When the Predators signed Viktor Stalberg last summer, he was coming off a Stanley Cup win with the Chicago Blackhawks. However, he was also coming off of a season that saw Blackhawks coach Joel Quenneville make him a healthy scratch more than once (and in the playoffs no less), and rumor was Stalberg’s attitude of entitlement, particularly with regards to his power play time, had something to do with that.
I’m not going to assume one way or the other if this was true, or try to guess if that rumored sense of entitlement has followed him to Nashville. What I will focus on is that Stalberg was also a healthy scratch for the Predators in a couple of games at the beginning of the season and has spent some significant time injured this season. Stalberg having 18 points (8G, 10A) and being a -16 with seven games left in the season probably isn’t the scenario David Poile was hoping for when he snagged the Swede from free agency. Sure, the current point total isn’t actually far off from his career average, excepting his 22 goal season for the Blackhawks in 2011-2012, but Stalberg came to the Predators knowing that they were a team desperately in need of offense, and he hasn’t delivered.
Unfortunately, that seems to be symptomatic of the Predators’ offense as a whole this season.
State of the (Offensive) Union
Let’s face it – it isn’t controversial to suggest that the Predators need to upgrade their offense. Nashville’s forward core has shown flashes of promise lately, but overall the current makeup just isn’t cutting it. Last year in the lockout-shortened season, they scored 111 goals total, the worst in the league. This year they’re on pace to finish third-worst, and worst in the West.
So what’s to be done?
Free agency is an obvious place to begin, albeit with the caveat that if you want a good player from free agency, you’re going to have to overpay. It’s just how things work in the salary cap world. The question is – is Poile willing to spend, and potentially even overspend, when his attempts at doing so last summer haven’t quite panned out?
If he is, there’s a decent crop this year. Just how decent depends entirely on whether guys like Callahan, Hemsky, Vanek, etc. are planning to sign with the teams they were traded to at the deadline or if they’re set on exploring free agency. Paul Stastny would be a good player to look at if Colorado doesn’t decide to retain him. He’s never going to be your standout star player, but he’s had a good year (52 points in 63 games and a CorsiFor Rel of +4.1%), and it isn’t a stretch to suggest that he could provide veteran stability for the Predators at center.
Up and Comers
Another place to find offense? Within the organization.
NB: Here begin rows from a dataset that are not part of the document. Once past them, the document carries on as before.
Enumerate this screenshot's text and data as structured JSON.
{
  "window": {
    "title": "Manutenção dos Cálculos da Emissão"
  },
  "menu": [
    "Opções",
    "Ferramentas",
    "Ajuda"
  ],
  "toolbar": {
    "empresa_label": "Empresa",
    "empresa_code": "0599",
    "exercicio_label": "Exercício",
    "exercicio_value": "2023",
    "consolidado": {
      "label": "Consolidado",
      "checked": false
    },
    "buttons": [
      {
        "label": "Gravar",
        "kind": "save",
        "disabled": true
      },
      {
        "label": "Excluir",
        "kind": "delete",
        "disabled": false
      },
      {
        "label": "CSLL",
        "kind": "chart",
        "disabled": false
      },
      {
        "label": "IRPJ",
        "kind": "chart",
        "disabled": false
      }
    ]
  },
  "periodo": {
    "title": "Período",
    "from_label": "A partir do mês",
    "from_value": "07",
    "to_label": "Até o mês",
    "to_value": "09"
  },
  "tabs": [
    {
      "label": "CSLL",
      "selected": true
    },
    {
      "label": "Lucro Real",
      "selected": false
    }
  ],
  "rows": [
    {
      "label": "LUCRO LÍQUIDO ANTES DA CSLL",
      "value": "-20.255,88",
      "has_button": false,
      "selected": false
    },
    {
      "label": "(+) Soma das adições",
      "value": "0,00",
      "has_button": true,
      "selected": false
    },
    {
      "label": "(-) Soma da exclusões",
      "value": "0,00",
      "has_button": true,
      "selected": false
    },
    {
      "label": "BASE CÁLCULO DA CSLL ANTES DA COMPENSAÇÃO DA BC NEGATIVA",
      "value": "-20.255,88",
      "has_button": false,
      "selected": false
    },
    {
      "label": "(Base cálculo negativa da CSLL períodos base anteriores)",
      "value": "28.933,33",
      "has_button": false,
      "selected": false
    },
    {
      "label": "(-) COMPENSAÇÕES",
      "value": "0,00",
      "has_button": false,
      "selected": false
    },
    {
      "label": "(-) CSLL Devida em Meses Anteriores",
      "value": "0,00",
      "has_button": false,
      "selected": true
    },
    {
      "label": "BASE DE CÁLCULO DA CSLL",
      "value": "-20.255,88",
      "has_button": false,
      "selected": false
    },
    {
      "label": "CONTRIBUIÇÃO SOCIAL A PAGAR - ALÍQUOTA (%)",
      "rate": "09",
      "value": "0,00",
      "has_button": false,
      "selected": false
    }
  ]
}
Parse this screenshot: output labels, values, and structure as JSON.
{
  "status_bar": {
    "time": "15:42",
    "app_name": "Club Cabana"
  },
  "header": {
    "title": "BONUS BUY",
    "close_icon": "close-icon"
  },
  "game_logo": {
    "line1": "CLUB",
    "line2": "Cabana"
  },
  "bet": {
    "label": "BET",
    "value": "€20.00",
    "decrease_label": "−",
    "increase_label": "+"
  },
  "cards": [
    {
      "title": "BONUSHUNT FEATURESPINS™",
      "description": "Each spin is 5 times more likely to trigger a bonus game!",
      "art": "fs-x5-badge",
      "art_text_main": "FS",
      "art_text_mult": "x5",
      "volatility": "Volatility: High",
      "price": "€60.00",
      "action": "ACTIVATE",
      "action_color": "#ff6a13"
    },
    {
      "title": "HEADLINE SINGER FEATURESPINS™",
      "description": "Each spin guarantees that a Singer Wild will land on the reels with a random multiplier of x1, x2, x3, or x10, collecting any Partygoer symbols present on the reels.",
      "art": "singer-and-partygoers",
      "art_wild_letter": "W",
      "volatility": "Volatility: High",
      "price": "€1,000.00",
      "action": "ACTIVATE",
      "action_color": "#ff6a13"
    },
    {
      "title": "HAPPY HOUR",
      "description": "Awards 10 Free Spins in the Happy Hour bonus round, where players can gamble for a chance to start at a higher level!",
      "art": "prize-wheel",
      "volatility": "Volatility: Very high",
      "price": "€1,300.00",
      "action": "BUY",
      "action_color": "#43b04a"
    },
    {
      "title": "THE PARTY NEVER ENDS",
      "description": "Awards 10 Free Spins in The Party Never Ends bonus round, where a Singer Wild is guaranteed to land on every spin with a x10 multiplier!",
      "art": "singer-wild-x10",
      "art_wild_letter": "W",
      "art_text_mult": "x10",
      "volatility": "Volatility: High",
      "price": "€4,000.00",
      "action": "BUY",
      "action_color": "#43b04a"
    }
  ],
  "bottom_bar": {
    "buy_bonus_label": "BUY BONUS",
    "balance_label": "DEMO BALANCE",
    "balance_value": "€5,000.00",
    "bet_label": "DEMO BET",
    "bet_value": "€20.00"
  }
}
The Predators have a few guys who are technically still prospects (despite seeing some NHL time this year) that look promising.
Calle Jarnkrok, arguably the best part of the David Legwand trade, is a point-per-game player since coming into the NHL. It’s a small sample size (five games), but he’s got a CorsiFor Rel of +7.4%, which is encouraging. One of Jarnkrok’s strengths is his puck control and possession and the Predators would obviously like for that to continue, since possession drives scoring and scoring is so desperately needed.
And Jarnkrok isn’t alone. Colton Sissons has looking promising in his latest callup, netting his first NHL goal and being called the Predators’ best center in a recent 5-1 loss to Edmonton. Filip Forsberg is developing well in Milwaukee, and had an excellent five-game run with Jarnkrok right after the trade deadline, before Jarnkrok was recalled (though again, perils of a small sample size).
All this to say – things will get better in Nashville. But changes have to be made. Heavily underachieving players need to be moved, both for the club’s sake and their own, but for decent returns. With the cap going up, the purse strings need to loosen just a bit when looking at free agency. The guys who are still here need to step up their level of play.
Change is good. Change stimulates growth, and growth on offense is something the Predators desperately need.